It is common to talk about traits being monogenic or polygenic. We say that Sickle-cell disease is monogenic because its heritable variation among humans can be accounted for by a single locus of genetic variation. Or more accurately, we say that 100% of the heritable variation can be accounted for by variation in that genetic locus (assuming the simple monogenic scenario, I did not look into the details). We say that height is strongly or highly polygenic because it seems like we need thousands of locuses of genetic variation to account for the heritable variation among humans. The largest study that I know of, Wood et al 2014, identified 697 variants (with p < alpha) and these accounted for only about 20% of heritable variation in human height. Furthermore, as explored in a prior post, the distribution of effect sizes of variants follow a power law-like distribution. In the figure, the x-axis has the beta of the SNP, and the y-axis has the log10 of the frequency.cut_30_beta_N_log

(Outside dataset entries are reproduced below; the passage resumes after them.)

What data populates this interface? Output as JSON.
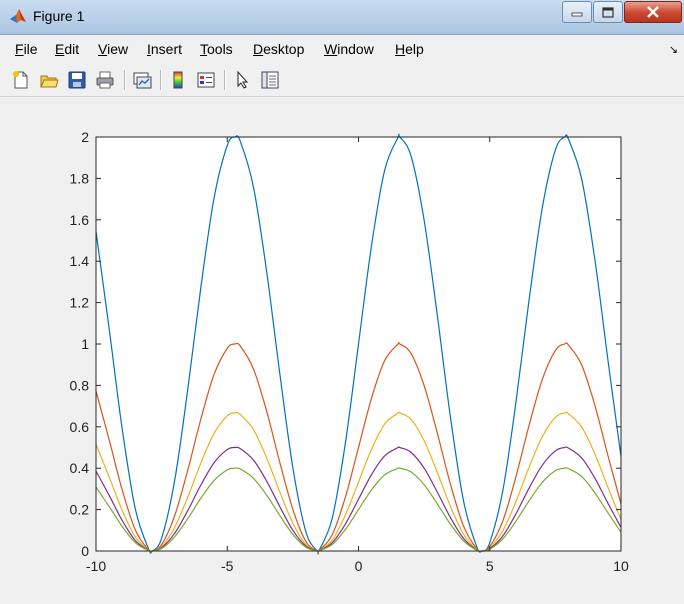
{
  "window": {
    "title": "Figure 1"
  },
  "menu": [
    "File",
    "Edit",
    "View",
    "Insert",
    "Tools",
    "Desktop",
    "Window",
    "Help"
  ],
  "toolbar": {
    "icons": [
      "new-figure-icon",
      "open-file-icon",
      "save-icon",
      "print-icon",
      "link-plot-icon",
      "insert-colorbar-icon",
      "insert-legend-icon",
      "pointer-icon",
      "property-inspector-icon"
    ]
  },
  "chart_data": {
    "type": "line",
    "title": "",
    "xlabel": "",
    "ylabel": "",
    "xlim": [
      -10,
      10
    ],
    "ylim": [
      0,
      2
    ],
    "xticks": [
      -10,
      -5,
      0,
      5,
      10
    ],
    "yticks": [
      0,
      0.2,
      0.4,
      0.6,
      0.8,
      1,
      1.2,
      1.4,
      1.6,
      1.8,
      2
    ],
    "xtick_labels": [
      "-10",
      "-5",
      "0",
      "5",
      "10"
    ],
    "ytick_labels": [
      "0",
      "0.2",
      "0.4",
      "0.6",
      "0.8",
      "1",
      "1.2",
      "1.4",
      "1.6",
      "1.8",
      "2"
    ],
    "grid": false,
    "legend": "none",
    "series": [
      {
        "color": "#0072bd",
        "x": [
          -10,
          -9.5,
          -9,
          -8.5,
          -8,
          -7.854,
          -7.5,
          -7,
          -6.5,
          -6,
          -5.5,
          -5,
          -4.712,
          -4.5,
          -4,
          -3.5,
          -3,
          -2.5,
          -2,
          -1.571,
          -1.5,
          -1,
          -0.5,
          0,
          0.5,
          1,
          1.5,
          1.571,
          2,
          2.5,
          3,
          3.5,
          4,
          4.5,
          4.712,
          5,
          5.5,
          6,
          6.5,
          7,
          7.5,
          7.854,
          8,
          8.5,
          9,
          9.5,
          10
        ],
        "y": [
          1.544,
          1.075,
          0.588,
          0.202,
          0.011,
          0,
          0.062,
          0.343,
          0.785,
          1.279,
          1.707,
          1.959,
          2,
          1.978,
          1.757,
          1.351,
          0.859,
          0.402,
          0.091,
          0,
          0.003,
          0.159,
          0.521,
          1,
          1.479,
          1.841,
          1.997,
          2,
          1.909,
          1.598,
          1.141,
          0.649,
          0.243,
          0.022,
          0,
          0.041,
          0.293,
          0.721,
          1.215,
          1.657,
          1.938,
          2,
          1.989,
          1.798,
          1.412,
          0.925,
          0.456
        ]
      },
      {
        "color": "#d95319",
        "x": [
          -10,
          -9.5,
          -9,
          -8.5,
          -8,
          -7.854,
          -7.5,
          -7,
          -6.5,
          -6,
          -5.5,
          -5,
          -4.712,
          -4.5,
          -4,
          -3.5,
          -3,
          -2.5,
          -2,
          -1.571,
          -1.5,
          -1,
          -0.5,
          0,
          0.5,
          1,
          1.5,
          1.571,
          2,
          2.5,
          3,
          3.5,
          4,
          4.5,
          4.712,
          5,
          5.5,
          6,
          6.5,
          7,
          7.5,
          7.854,
          8,
          8.5,
          9,
          9.5,
          10
        ],
        "y": [
          0.772,
          0.538,
          0.294,
          0.101,
          0.005,
          0,
          0.031,
          0.172,
          0.393,
          0.64,
          0.854,
          0.979,
          1,
          0.989,
          0.879,
          0.676,
          0.429,
          0.201,
          0.045,
          0,
          0.002,
          0.079,
          0.26,
          0.5,
          0.74,
          0.921,
          0.999,
          1,
          0.955,
          0.799,
          0.571,
          0.324,
          0.121,
          0.011,
          0,
          0.021,
          0.146,
          0.36,
          0.608,
          0.828,
          0.969,
          1,
          0.995,
          0.899,
          0.706,
          0.462,
          0.228
        ]
      },
      {
        "color": "#edb120",
        "x": [
          -10,
          -9.5,
          -9,
          -8.5,
          -8,
          -7.854,
          -7.5,
          -7,
          -6.5,
          -6,
          -5.5,
          -5,
          -4.712,
          -4.5,
          -4,
          -3.5,
          -3,
          -2.5,
          -2,
          -1.571,
          -1.5,
          -1,
          -0.5,
          0,
          0.5,
          1,
          1.5,
          1.571,
          2,
          2.5,
          3,
          3.5,
          4,
          4.5,
          4.712,
          5,
          5.5,
          6,
          6.5,
          7,
          7.5,
          7.854,
          8,
          8.5,
          9,
          9.5,
          10
        ],
        "y": [
          0.515,
          0.358,
          0.196,
          0.067,
          0.004,
          0,
          0.021,
          0.114,
          0.262,
          0.426,
          0.569,
          0.653,
          0.667,
          0.659,
          0.586,
          0.45,
          0.286,
          0.134,
          0.03,
          0,
          0.001,
          0.053,
          0.174,
          0.333,
          0.493,
          0.614,
          0.666,
          0.667,
          0.636,
          0.533,
          0.38,
          0.216,
          0.081,
          0.007,
          0,
          0.014,
          0.098,
          0.24,
          0.405,
          0.552,
          0.646,
          0.667,
          0.663,
          0.599,
          0.471,
          0.308,
          0.152
        ]
      },
      {
        "color": "#7e2f8e",
        "x": [
          -10,
          -9.5,
          -9,
          -8.5,
          -8,
          -7.854,
          -7.5,
          -7,
          -6.5,
          -6,
          -5.5,
          -5,
          -4.712,
          -4.5,
          -4,
          -3.5,
          -3,
          -2.5,
          -2,
          -1.571,
          -1.5,
          -1,
          -0.5,
          0,
          0.5,
          1,
          1.5,
          1.571,
          2,
          2.5,
          3,
          3.5,
          4,
          4.5,
          4.712,
          5,
          5.5,
          6,
          6.5,
          7,
          7.5,
          7.854,
          8,
          8.5,
          9,
          9.5,
          10
        ],
        "y": [
          0.386,
          0.269,
          0.147,
          0.05,
          0.003,
          0,
          0.016,
          0.086,
          0.196,
          0.32,
          0.427,
          0.49,
          0.5,
          0.494,
          0.439,
          0.338,
          0.215,
          0.1,
          0.023,
          0,
          0.001,
          0.04,
          0.13,
          0.25,
          0.37,
          0.46,
          0.499,
          0.5,
          0.477,
          0.4,
          0.285,
          0.162,
          0.061,
          0.005,
          0,
          0.01,
          0.073,
          0.18,
          0.304,
          0.414,
          0.484,
          0.5,
          0.497,
          0.45,
          0.353,
          0.231,
          0.114
        ]
      },
      {
        "color": "#77ac30",
        "x": [
          -10,
          -9.5,
          -9,
          -8.5,
          -8,
          -7.854,
          -7.5,
          -7,
          -6.5,
          -6,
          -5.5,
          -5,
          -4.712,
          -4.5,
          -4,
          -3.5,
          -3,
          -2.5,
          -2,
          -1.571,
          -1.5,
          -1,
          -0.5,
          0,
          0.5,
          1,
          1.5,
          1.571,
          2,
          2.5,
          3,
          3.5,
          4,
          4.5,
          4.712,
          5,
          5.5,
          6,
          6.5,
          7,
          7.5,
          7.854,
          8,
          8.5,
          9,
          9.5,
          10
        ],
        "y": [
          0.309,
          0.215,
          0.118,
          0.04,
          0.002,
          0,
          0.012,
          0.069,
          0.157,
          0.256,
          0.341,
          0.392,
          0.4,
          0.396,
          0.351,
          0.27,
          0.172,
          0.08,
          0.018,
          0,
          0.001,
          0.032,
          0.104,
          0.2,
          0.296,
          0.368,
          0.399,
          0.4,
          0.382,
          0.32,
          0.228,
          0.13,
          0.049,
          0.004,
          0,
          0.008,
          0.059,
          0.144,
          0.243,
          0.331,
          0.388,
          0.4,
          0.398,
          0.36,
          0.282,
          0.185,
          0.091
        ]
      }
    ]
  }
}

Due to the way statistical power works, we first find the variants with the largest effects. Making the assumption that we find the SNPs in the exact order of their effect size (only roughly true, empirically resolvable by those with access to data), we should be able to derive estimates of the number of SNPs needed to explain any given proportion of the heritable variation. Probably, we cannot estimate this with certainty if the proportion is set at 1 (100%), but we should be able to find decent estimates for e.g. 10%, 20% and 50%. Thus, we can introduce a specific measure of the degree of polygenicity: the number of variants needed to explain n% of the heritable variance. I propose the term n% genetic cardinality for this concept. This sets all the traits on the same scale and it should be calculable for any trait where there is a large GWAS.

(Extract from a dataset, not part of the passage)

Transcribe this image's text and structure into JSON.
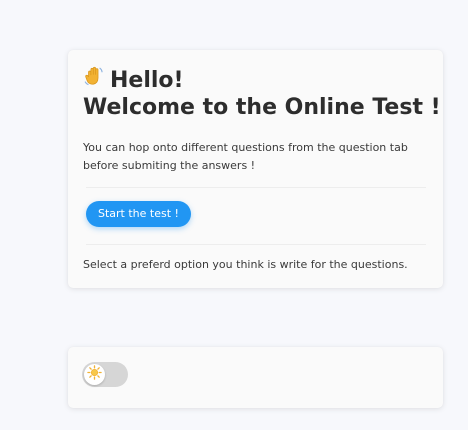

An alternative measure would be to use the distribution parameters of the power law (or some other alternative, like negative binomial), but this would be more complicated to understand and estimate. The advantage is that it would be be less noisy. Can we estimate some numbers for a few traits just to showcase the concept? Perhaps. There are some traits where we have found SNPs that explain most of the variation. If we set n%=50, then we can find the values in papers discussing these traits perhaps.

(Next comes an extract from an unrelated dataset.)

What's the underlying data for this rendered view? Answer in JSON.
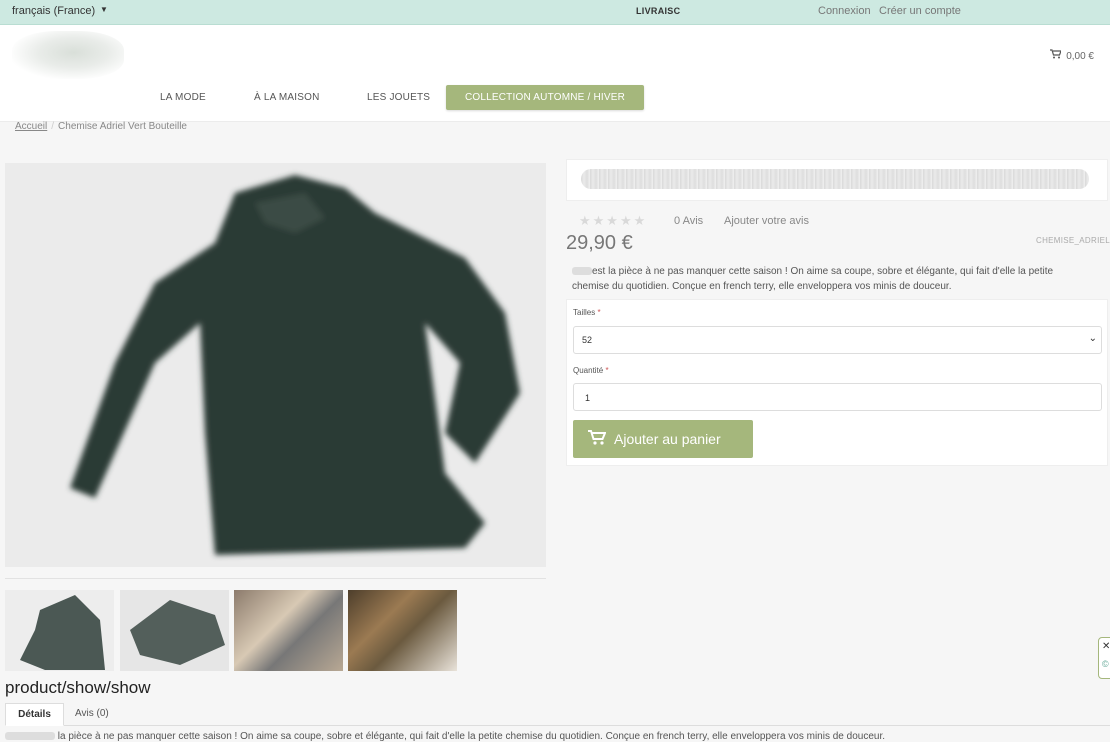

Liu et al 2010 studied eye color in the Dutch and found that a 17 SNP model predicted about 50% of variance in a cross-validation sample. Actually, a single SNP accounted for ~46% variance in itself.

journal.pgen.1000934.t003

This means that for this trait, if we set n to be anything ~45 or below, the number will be 1. Most traits are not like this. However, I was not able to find more easy examples like this. Most studies just report a bunch of p-values which are near useless.

Liu et al 2015 report on skin color variation in Europeans and find that the top 9 SNPs explain 3-16% (depending on measure and sample).

skin color liuBergholdt et al 2012 writes that “The estimated proportion of heritability explained by currently identified loci is >80%”. However, I could not find support for this in the given reference (Wray et al 2010). I could not even find the number of SNPs they are talking about.

What is needed is for researchers to publish plots that show cumulative R2 (explained variance, preferably in an independent sample) by number of SNPs in order of largest effect sizes (assuming no complicated inter-predictor relationship-related shenanigans…). This would allow for easy comparison of genetic cardinality of traits.

Comments

  • If one looked at a broader sample (racial heterogeneous), the genetic cardinality numbers would be generally smaller. It is easier to explain variation between white and black hair of Europeans and Africans than it is to explain smaller differences between white and brown hair among Europeans. Thus, the population must be kept roughly constant for the numbers to be comparable.
  • I don’t have time to try to figure out how to estimate the genetic cardinality from a published table of beta values. This should be possible if one is willing to make an assumption about the degree to which the effects are independent. I.e., one would first sort the SNPs by beta, then calculate the R2 values, then calculate the cumulative sum of R2s. Then fit the power law distribution to the number of SNPs used and the cumulative R2. This uses the assumption of no overlap in R2. The degree of overlap can be determined if one had access to case-level data, altho overlap in itself would be a function of of the number of SNPs. Complicated.

Update: Shi et al

These people actually did use a metric like I proposed.